Excerpts from an interface dataset
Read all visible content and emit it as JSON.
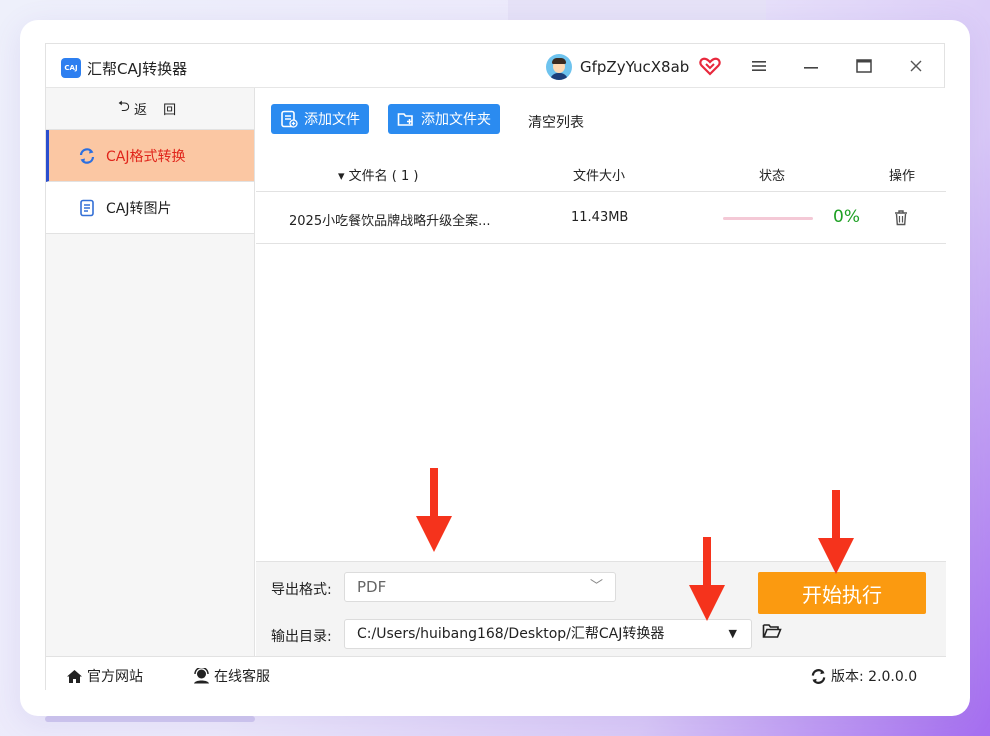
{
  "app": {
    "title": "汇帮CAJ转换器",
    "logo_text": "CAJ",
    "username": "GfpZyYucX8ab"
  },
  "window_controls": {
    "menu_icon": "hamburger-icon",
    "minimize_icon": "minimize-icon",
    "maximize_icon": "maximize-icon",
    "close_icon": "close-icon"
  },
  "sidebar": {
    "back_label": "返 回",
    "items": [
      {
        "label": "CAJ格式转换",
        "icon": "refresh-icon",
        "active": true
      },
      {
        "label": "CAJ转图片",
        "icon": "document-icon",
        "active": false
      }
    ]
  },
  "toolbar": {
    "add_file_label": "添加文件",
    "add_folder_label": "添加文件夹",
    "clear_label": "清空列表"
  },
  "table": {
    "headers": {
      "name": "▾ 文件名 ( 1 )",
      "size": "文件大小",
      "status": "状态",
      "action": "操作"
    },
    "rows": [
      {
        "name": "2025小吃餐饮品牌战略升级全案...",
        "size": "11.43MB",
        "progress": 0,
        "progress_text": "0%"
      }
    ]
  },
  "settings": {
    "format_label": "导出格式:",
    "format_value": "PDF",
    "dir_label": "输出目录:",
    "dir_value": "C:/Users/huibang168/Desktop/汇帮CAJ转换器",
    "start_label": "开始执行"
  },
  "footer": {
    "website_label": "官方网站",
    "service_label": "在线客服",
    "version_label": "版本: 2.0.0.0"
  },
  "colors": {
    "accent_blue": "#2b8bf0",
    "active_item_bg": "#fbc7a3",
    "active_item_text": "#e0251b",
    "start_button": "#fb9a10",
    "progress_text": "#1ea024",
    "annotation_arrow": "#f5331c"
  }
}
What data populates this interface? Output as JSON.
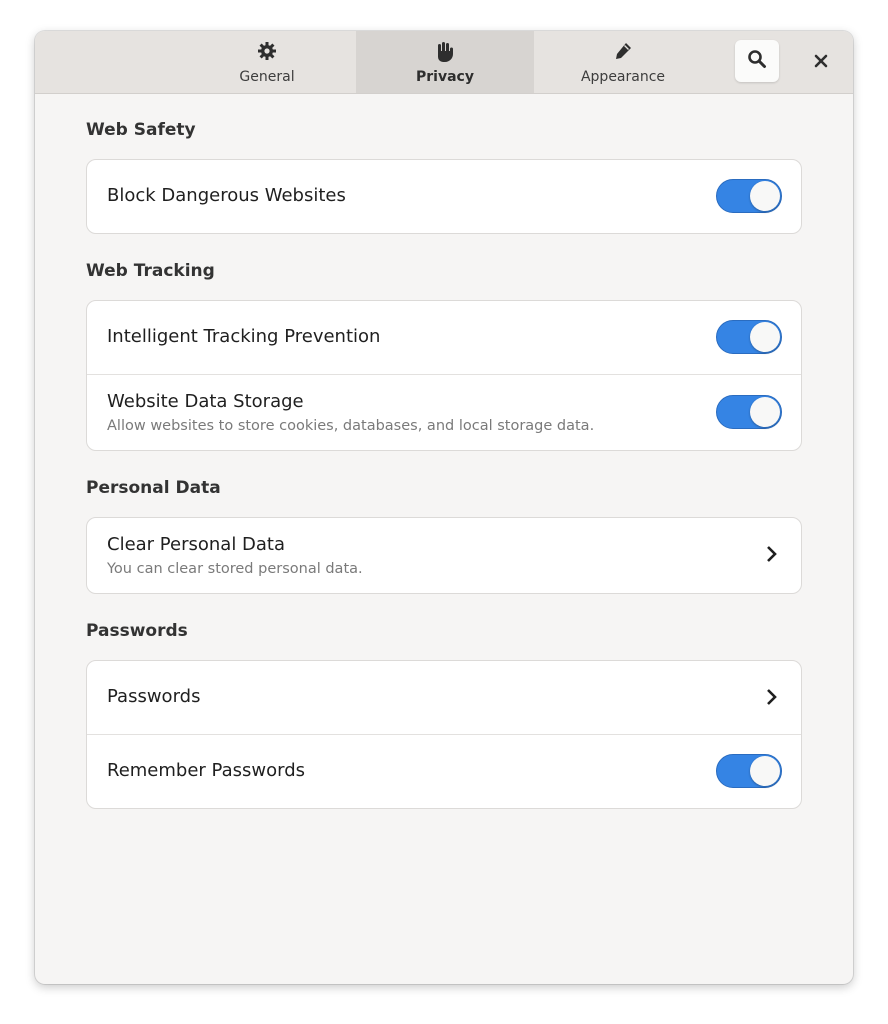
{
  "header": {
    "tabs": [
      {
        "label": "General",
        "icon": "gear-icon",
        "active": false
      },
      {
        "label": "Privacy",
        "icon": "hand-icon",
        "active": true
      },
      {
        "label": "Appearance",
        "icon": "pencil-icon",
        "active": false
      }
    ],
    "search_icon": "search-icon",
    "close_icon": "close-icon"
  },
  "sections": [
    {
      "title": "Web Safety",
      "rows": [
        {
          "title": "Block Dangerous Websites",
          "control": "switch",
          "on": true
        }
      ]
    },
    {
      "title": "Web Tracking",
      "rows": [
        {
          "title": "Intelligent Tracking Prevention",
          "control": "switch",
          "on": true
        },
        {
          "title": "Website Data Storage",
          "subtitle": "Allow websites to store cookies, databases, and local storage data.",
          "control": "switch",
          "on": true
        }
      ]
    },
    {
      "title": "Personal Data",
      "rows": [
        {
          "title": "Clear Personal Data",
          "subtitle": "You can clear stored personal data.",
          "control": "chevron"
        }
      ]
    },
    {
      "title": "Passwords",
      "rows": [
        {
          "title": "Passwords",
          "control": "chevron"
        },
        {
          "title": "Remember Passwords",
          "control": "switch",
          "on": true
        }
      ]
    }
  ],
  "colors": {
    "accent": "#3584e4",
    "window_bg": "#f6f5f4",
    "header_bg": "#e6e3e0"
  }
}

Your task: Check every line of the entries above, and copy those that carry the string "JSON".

Solution to the problem:
Read all visible content and emit it as JSON.
What data populates this interface? Output as JSON.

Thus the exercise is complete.